### REQUIRED WORK
Each entry needs to be copied exactly, with nothing left out.

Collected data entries

■ ■ ■ ■ ■

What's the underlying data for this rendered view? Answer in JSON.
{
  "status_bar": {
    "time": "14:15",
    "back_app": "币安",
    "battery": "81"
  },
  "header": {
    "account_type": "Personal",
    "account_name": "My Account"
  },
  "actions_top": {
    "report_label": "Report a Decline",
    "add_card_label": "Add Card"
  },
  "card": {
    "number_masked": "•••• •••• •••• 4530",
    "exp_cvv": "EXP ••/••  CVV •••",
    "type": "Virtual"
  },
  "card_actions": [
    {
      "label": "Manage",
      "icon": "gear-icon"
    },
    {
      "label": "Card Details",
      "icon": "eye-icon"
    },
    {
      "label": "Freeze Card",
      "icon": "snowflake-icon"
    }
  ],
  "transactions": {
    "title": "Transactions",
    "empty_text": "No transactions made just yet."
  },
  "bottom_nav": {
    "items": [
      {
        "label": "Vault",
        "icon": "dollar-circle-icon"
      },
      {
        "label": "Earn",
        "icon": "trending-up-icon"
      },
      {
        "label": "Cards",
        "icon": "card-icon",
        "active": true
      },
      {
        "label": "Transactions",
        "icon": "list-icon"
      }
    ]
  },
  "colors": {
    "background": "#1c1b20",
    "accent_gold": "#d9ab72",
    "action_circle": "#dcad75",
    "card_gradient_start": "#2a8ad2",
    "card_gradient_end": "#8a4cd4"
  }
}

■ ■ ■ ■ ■

### TASK RESULT
What's the underlying data for this rendered view? Answer in JSON.
{
  "status_bar": {
    "time": "14:15",
    "back_app": "币安",
    "battery": "81"
  },
  "header": {
    "account_type": "Personal",
    "account_name": "My Account"
  },
  "actions_top": {
    "report_label": "Report a Decline",
    "add_card_label": "Add Card"
  },
  "card": {
    "number_masked": "•••• •••• •••• 4530",
    "exp_cvv": "EXP ••/••  CVV •••",
    "type": "Virtual"
  },
  "card_actions": [
    {
      "label": "Manage",
      "icon": "gear-icon"
    },
    {
      "label": "Card Details",
      "icon": "eye-icon"
    },
    {
      "label": "Freeze Card",
      "icon": "snowflake-icon"
    }
  ],
  "transactions": {
    "title": "Transactions",
    "empty_text": "No transactions made just yet."
  },
  "bottom_nav": {
    "items": [
      {
        "label": "Vault",
        "icon": "dollar-circle-icon"
      },
      {
        "label": "Earn",
        "icon": "trending-up-icon"
      },
      {
        "label": "Cards",
        "icon": "card-icon",
        "active": true
      },
      {
        "label": "Transactions",
        "icon": "list-icon"
      }
    ]
  },
  "colors": {
    "background": "#1c1b20",
    "accent_gold": "#d9ab72",
    "action_circle": "#dcad75",
    "card_gradient_start": "#2a8ad2",
    "card_gradient_end": "#8a4cd4"
  }
}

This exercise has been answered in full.